Interface dataset entries:
----

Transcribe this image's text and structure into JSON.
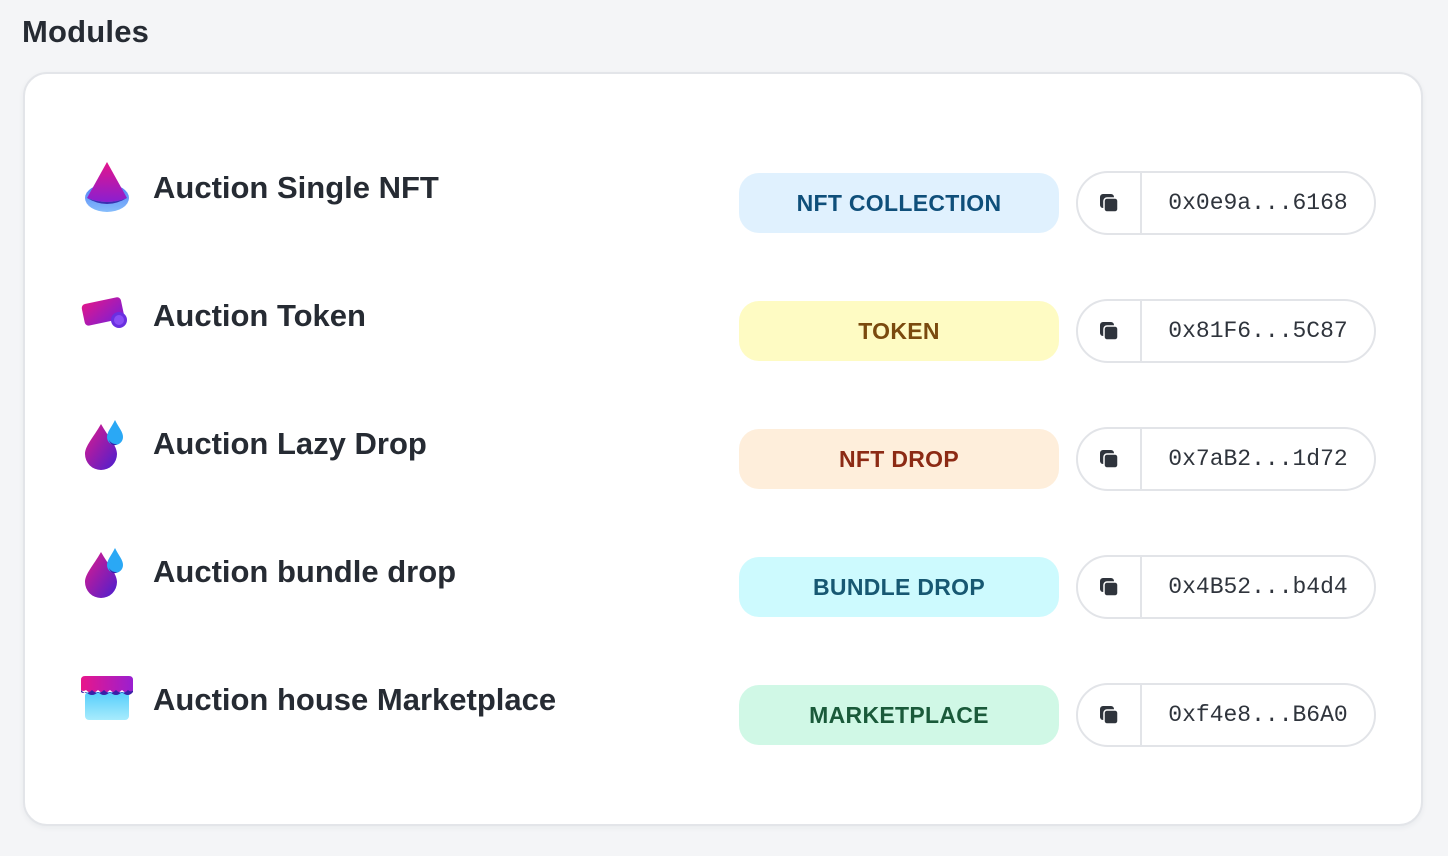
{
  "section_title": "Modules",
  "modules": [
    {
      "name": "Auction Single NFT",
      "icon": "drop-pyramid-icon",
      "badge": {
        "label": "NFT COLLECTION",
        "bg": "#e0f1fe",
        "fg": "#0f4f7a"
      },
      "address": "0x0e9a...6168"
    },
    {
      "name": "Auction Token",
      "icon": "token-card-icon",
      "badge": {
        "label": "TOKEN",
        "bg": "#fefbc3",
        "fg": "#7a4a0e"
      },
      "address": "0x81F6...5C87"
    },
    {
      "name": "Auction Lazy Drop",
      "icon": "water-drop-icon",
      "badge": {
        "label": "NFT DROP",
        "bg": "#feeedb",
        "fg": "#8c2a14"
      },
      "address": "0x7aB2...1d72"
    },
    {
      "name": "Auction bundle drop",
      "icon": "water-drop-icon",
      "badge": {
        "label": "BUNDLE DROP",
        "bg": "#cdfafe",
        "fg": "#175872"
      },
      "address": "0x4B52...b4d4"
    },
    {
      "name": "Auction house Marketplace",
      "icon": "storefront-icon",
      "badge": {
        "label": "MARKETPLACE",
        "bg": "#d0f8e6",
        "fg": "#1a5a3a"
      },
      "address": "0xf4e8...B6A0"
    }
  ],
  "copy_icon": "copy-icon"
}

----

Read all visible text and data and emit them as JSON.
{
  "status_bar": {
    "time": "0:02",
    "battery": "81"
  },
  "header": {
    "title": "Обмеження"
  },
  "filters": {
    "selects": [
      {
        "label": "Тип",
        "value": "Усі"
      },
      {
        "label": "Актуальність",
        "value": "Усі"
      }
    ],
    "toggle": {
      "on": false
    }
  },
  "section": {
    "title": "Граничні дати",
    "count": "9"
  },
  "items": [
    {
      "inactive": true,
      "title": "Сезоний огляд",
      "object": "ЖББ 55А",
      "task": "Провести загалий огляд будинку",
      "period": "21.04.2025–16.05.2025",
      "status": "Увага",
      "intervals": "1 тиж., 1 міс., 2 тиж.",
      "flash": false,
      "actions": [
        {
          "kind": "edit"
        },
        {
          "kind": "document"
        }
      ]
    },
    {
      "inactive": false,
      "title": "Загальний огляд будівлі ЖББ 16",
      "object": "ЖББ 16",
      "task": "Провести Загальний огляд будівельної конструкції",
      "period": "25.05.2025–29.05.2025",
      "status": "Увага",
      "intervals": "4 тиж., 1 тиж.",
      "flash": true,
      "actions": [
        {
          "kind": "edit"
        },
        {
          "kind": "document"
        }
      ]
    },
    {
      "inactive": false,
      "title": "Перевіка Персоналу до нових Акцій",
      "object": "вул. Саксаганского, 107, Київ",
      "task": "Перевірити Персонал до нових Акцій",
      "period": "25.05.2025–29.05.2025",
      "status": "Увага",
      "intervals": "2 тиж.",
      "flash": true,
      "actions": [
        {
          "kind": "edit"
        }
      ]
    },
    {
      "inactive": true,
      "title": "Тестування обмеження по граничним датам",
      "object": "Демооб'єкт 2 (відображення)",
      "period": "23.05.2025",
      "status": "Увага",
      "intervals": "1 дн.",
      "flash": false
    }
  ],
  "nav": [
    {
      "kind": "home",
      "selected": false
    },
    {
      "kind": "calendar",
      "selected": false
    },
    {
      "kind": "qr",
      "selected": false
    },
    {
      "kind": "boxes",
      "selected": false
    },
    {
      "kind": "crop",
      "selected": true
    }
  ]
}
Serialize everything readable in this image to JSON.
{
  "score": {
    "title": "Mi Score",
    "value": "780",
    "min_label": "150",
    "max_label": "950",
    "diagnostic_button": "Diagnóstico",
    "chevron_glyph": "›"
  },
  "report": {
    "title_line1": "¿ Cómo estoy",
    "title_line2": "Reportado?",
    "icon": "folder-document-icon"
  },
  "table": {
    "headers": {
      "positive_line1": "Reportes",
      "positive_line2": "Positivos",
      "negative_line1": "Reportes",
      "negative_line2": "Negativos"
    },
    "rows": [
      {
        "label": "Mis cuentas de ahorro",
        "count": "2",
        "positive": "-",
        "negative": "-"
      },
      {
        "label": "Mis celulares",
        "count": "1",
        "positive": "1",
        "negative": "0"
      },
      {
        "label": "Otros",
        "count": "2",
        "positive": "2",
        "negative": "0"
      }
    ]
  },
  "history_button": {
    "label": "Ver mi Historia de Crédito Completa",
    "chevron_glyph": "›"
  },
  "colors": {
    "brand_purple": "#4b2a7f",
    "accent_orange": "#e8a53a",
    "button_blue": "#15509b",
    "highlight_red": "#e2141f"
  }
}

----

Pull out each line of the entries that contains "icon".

      "icon": "drop-pyramid-icon",
      "icon": "token-card-icon",
      "icon": "water-drop-icon",
      "icon": "water-drop-icon",
      "icon": "storefront-icon",
  "copy_icon": "copy-icon"
    "icon": "folder-document-icon"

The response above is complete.